Finances will be at forefront of decisions
Yorkton Council some key decisions ahead in 2022. (File Photo)
YORKTON - As a new year dawns it is natural to wonder what lies ahead for the city? 

The first thing to realize of course as Yorkton Council works through another year is that there will not be enough dollars to fulfill all the requests made by the community. 

Through 2021, we saw presentations made to Council about the need for an indoor basketball facility to help deal with the growth of that sport among youth, the merits of a pump bike track, the need for a City-owned football field to facilitate growth in youth football, and the list goes on. 

We also know Council is already looking at spending millions on a new Deer Park Golf Course Clubhouse, and either a major retrofit of the existing Kinsmen Arena, or as an option an even bigger project of building a new ice rink and tieing it into the existing Gallagher Centre complex. 

And those are just recreational facility wants and needs. 

Anyone who has followed Yorkton Council in stories in this publication will be keenly aware the municipality, like most cities across Saskatchewan and Canada, face a massive infrastructure deficit.

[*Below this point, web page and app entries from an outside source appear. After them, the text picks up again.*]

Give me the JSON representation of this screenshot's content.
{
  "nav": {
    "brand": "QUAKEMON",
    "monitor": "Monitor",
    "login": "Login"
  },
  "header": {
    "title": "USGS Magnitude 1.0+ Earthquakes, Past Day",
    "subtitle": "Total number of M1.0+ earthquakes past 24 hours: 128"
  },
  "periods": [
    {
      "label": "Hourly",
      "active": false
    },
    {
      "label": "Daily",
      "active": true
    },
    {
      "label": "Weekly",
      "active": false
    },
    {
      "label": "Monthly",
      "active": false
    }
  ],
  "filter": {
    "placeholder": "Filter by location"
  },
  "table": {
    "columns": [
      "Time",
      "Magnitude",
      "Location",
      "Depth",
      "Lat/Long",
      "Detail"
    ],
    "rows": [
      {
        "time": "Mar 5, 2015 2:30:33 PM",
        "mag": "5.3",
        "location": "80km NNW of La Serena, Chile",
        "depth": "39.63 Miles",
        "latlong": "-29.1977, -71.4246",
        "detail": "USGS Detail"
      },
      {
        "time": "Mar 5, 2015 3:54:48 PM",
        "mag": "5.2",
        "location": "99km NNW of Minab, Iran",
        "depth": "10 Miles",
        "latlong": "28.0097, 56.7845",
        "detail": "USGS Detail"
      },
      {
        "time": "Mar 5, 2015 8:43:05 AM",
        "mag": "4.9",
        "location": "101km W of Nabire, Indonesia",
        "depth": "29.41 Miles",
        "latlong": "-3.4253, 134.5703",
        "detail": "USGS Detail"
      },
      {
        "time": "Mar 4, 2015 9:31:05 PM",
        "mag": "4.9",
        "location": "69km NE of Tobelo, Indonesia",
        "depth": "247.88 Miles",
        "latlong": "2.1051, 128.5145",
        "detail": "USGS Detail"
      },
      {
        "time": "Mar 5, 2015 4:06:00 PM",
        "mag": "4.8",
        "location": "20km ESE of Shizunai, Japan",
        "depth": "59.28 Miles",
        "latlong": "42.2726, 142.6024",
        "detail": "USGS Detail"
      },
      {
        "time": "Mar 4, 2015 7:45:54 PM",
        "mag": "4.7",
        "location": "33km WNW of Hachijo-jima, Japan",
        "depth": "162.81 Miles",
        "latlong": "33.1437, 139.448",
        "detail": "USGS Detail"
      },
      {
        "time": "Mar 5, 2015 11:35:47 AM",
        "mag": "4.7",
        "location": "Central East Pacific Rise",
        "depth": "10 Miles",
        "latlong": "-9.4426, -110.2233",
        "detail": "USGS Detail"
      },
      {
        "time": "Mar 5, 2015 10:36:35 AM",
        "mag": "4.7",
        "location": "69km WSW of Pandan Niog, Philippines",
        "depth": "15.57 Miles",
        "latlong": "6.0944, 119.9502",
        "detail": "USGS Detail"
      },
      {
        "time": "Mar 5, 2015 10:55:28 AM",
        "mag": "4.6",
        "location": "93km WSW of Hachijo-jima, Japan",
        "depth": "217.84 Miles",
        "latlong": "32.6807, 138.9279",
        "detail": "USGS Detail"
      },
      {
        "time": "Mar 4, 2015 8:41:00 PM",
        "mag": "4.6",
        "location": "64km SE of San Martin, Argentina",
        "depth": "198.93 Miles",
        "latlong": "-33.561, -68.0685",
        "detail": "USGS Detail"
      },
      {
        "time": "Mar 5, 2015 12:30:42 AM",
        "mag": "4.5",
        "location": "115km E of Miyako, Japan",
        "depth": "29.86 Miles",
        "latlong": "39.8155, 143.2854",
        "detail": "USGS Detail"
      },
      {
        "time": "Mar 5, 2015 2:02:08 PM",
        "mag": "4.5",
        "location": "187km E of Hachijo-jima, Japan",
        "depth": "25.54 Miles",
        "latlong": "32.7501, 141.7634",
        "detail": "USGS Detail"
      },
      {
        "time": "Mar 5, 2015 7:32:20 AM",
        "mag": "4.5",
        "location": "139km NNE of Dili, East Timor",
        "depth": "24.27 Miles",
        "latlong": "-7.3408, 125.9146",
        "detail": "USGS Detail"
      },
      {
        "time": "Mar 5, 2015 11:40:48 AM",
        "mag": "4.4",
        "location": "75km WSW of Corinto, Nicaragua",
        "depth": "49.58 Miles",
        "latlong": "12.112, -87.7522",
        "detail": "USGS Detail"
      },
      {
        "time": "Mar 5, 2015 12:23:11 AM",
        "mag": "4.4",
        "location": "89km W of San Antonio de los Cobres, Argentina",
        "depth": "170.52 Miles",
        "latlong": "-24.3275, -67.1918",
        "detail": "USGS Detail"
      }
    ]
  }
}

Certainly Trent Mandzuk, Director of Public Works with the City has pointed out on various occasions that it will take decades at current spending levels to replace the City’s water and sewer lines, sidewalks, gutters and street pavement, even though in the cases of some of that infrastructure it is already well beyond its anticipated life expectancy. 

While we might be able to patch pavement, or slow down to avoid a growing number of potholes, and deal with crumbling sidewalks, deteriorating sewer and water lines are more concerning, dollars to increase replacement spending and speed the long replacement times are not easily found – at least without huge tax increases. 

And, this Council were rather vocal following the last election they wanted to keep tax increases to a minimum, and they managed to hold the line with a zero per cent increase to overall tax dollars collected in 2021. 

That was seen as prudent given the unknowns of being in the midst of a COVID-19 pandemic, and the swings in property assessment coming from the most recent reassessment in Saskatchewan. 

This time around, as Council delves into the public reveal of its 2022 budget in the coming weeks, the pressures on the numbers, including additional RCMP costs and reduced funding from the province will almost assuredly mean an increase in property taxes. 

But the increase won’t likely have much impact on the infrastructure deficit, and the recreational facility needs that remain to be dealt with too, which ultimately suggests a somewhat tumultuous year ahead with rough decisions on the Council agenda.